Items listed in a dataset:
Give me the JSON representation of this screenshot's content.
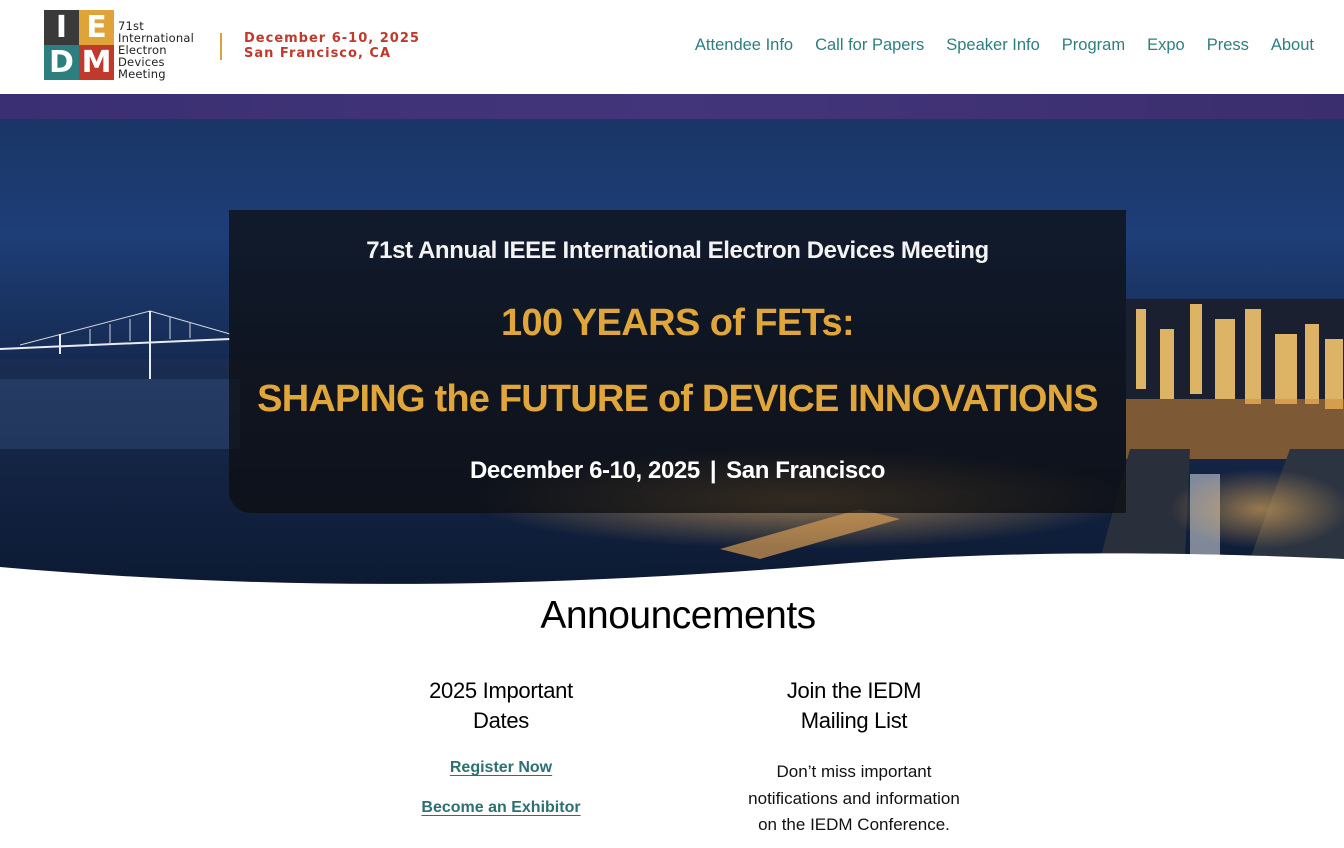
{
  "header": {
    "logo": {
      "letters": [
        "I",
        "E",
        "D",
        "M"
      ],
      "words": [
        "71st",
        "International",
        "Electron",
        "Devices",
        "Meeting"
      ],
      "colors": [
        "#3a3a3a",
        "#e0a33a",
        "#2d7f7f",
        "#c0392b"
      ]
    },
    "date_line": "December 6-10, 2025",
    "location_line": "San Francisco, CA",
    "nav": [
      "Attendee Info",
      "Call for Papers",
      "Speaker Info",
      "Program",
      "Expo",
      "Press",
      "About"
    ]
  },
  "hero": {
    "kicker": "71st Annual IEEE International Electron Devices Meeting",
    "title_line1": "100 YEARS of FETs:",
    "title_line2": "SHAPING the FUTURE of DEVICE INNOVATIONS",
    "dates": "December 6-10, 2025",
    "separator": "|",
    "city": "San Francisco"
  },
  "announcements": {
    "title": "Announcements",
    "left": {
      "heading_line1": "2025 Important",
      "heading_line2": "Dates",
      "link1": "Register Now",
      "link2": "Become an Exhibitor"
    },
    "right": {
      "heading_line1": "Join the IEDM",
      "heading_line2": "Mailing List",
      "text_line1": "Don’t miss important",
      "text_line2": "notifications and information",
      "text_line3": "on the IEDM Conference."
    }
  },
  "colors": {
    "accent_teal": "#2d7f7f",
    "accent_gold": "#e0a63a",
    "accent_red": "#c0392b",
    "band_purple": "#3a2f72"
  }
}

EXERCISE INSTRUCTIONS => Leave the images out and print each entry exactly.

OUTPUT FOR THIS EXERCISE =>
Give me the JSON representation of this screenshot's content.
{
  "header": {
    "logo": {
      "letters": [
        "I",
        "E",
        "D",
        "M"
      ],
      "words": [
        "71st",
        "International",
        "Electron",
        "Devices",
        "Meeting"
      ],
      "colors": [
        "#3a3a3a",
        "#e0a33a",
        "#2d7f7f",
        "#c0392b"
      ]
    },
    "date_line": "December 6-10, 2025",
    "location_line": "San Francisco, CA",
    "nav": [
      "Attendee Info",
      "Call for Papers",
      "Speaker Info",
      "Program",
      "Expo",
      "Press",
      "About"
    ]
  },
  "hero": {
    "kicker": "71st Annual IEEE International Electron Devices Meeting",
    "title_line1": "100 YEARS of FETs:",
    "title_line2": "SHAPING the FUTURE of DEVICE INNOVATIONS",
    "dates": "December 6-10, 2025",
    "separator": "|",
    "city": "San Francisco"
  },
  "announcements": {
    "title": "Announcements",
    "left": {
      "heading_line1": "2025 Important",
      "heading_line2": "Dates",
      "link1": "Register Now",
      "link2": "Become an Exhibitor"
    },
    "right": {
      "heading_line1": "Join the IEDM",
      "heading_line2": "Mailing List",
      "text_line1": "Don’t miss important",
      "text_line2": "notifications and information",
      "text_line3": "on the IEDM Conference."
    }
  },
  "colors": {
    "accent_teal": "#2d7f7f",
    "accent_gold": "#e0a63a",
    "accent_red": "#c0392b",
    "band_purple": "#3a2f72"
  }
}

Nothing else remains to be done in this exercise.